Seven Summits by Dick Bass, Frank Wells and Rick Ridgeway.
Balto or The Princess Bride (both are absolutely underrated classics).
On choosing a major:
I knew I wanted to focus on a STEM field, and I really thought I would just be making the decision between physics and chemistry here at Dickinson. It wasn’t until I decided to drop Spanish and take Russian on a whim that I was introduced to one of the most amazing departments here on campus. After a few more classes, I declared a second major in Russian as I was deciding to study abroad in Moscow.
Proudest accomplishment so far:
Being a top 10 nationally ranked cadet proved to me that work, unseen or otherwise, will pay off. It was the culmination of years at the gym and in the classroom—and a reminder that I need to keep working to deserve that recognition.
On choosing Dickinson:
I lived in Carlisle for six years before I started school at Dickinson. I spent a long time looking all over the East Coast for a small liberal-arts school that had everything I was searching for. It took most of my senior year in high school before I realized the best place for me was right in front of my eyes.
Favorite place on campus:
The old ROTC house.
My hands-down favorite class was Introduction to Theoretical Physics with [Associate] Professor [of Physics and Astronomy David] Jackson. It was the hardest academic experience I’ve had to date, but I came out of every class feeling smarter and like I could handle just about anything this school could throw at me. Professor Jackson pushed me to finally start being creative with how I approached problems, and that’s a skill that was worth the 10-page problem sets and late nights in Tome.

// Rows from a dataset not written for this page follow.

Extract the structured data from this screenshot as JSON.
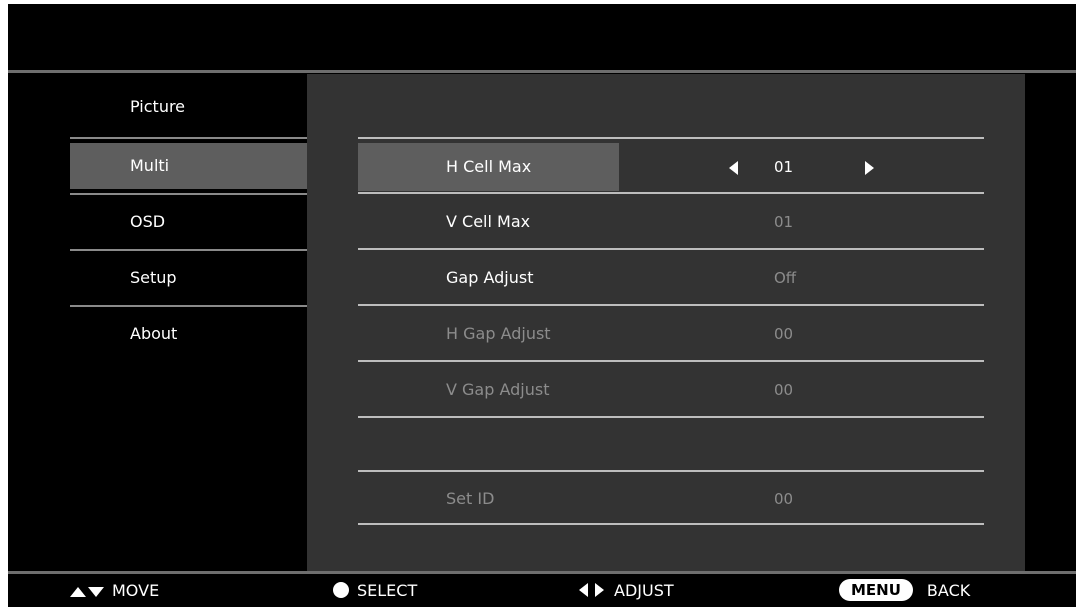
{
  "sidebar": {
    "items": [
      {
        "label": "Picture"
      },
      {
        "label": "Multi"
      },
      {
        "label": "OSD"
      },
      {
        "label": "Setup"
      },
      {
        "label": "About"
      }
    ],
    "active_index": 1
  },
  "settings": {
    "rows": [
      {
        "label": "H Cell Max",
        "value": "01"
      },
      {
        "label": "V Cell Max",
        "value": "01"
      },
      {
        "label": "Gap Adjust",
        "value": "Off"
      },
      {
        "label": "H Gap Adjust",
        "value": "00"
      },
      {
        "label": "V Gap Adjust",
        "value": "00"
      },
      {
        "label": "Set ID",
        "value": "00"
      }
    ]
  },
  "footer": {
    "move": "MOVE",
    "select": "SELECT",
    "adjust": "ADJUST",
    "menu_key": "MENU",
    "back": "BACK"
  },
  "icons": {
    "move": "up-down-triangles-icon",
    "select": "filled-circle-icon",
    "adjust": "left-right-triangles-icon",
    "value_left": "left-arrow-icon",
    "value_right": "right-arrow-icon"
  },
  "colors": {
    "background": "#000000",
    "panel": "#333333",
    "selected": "#5e5e5e",
    "disabled_text": "#8c8c8c"
  }
}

As a kid, I wanted to be …
… a doctor, until I got to watch a live surgery. I pretty quickly realized I was extremely squeamish around needles, blood, doctors and hospitals in general. I’m still terrified at the prospect of having to visit medical establishments.
Most important thing I’ve learned so far:
There are a million ways to tackle any problem, and sometimes, trying different approaches is as important as the result. I genuinely like solving problems, and while I used to just focus on getting the desired final product, now I have a pretty good time trying to come up with cool ways to get to that outcome. I get a lot of strange looks when I try something weird—beatboxing or pushing a new agenda in ROTC—but I think it’s been a great experience to have the freedom to be creative.
On studying abroad:
I spent eight weeks during the summer in Narva, Estonia, and then spent the fall semester of my junior year in Moscow, Russia. I had an amazing opportunity to fly to Lake Baikal in Siberia in December, where I had some once-in-a-lifetime experiences. I went on a two-day dog sledding excursion into the Taiga and jumped into the largest lake in the world a few days before it froze over for the winter. I often think back on just how cool it was to be in that part of the world.
I am heading to Ft. Rucker, Alabama, to attend flight school after I graduate this spring. In a fantasy world, I would love to become an Army astronaut, but I guess we will see how that goes.
It’s a little cheesy, but my dad has been my biggest motivator throughout my life. I watch his work ethic and try to match even a fraction of it. He taught me to pursue science and discovery; he pushed me to go on adventures; he inspired me to become an Army officer; and he unknowingly showed me what it means to be a man. I can never thank him enough for all he has done for me.
“Adventure is worthwhile in itself.” —Amelia Earhart
Learn more about Johnson's Cadet Command award.
Read more Student Snapshots.
Published January 18, 2018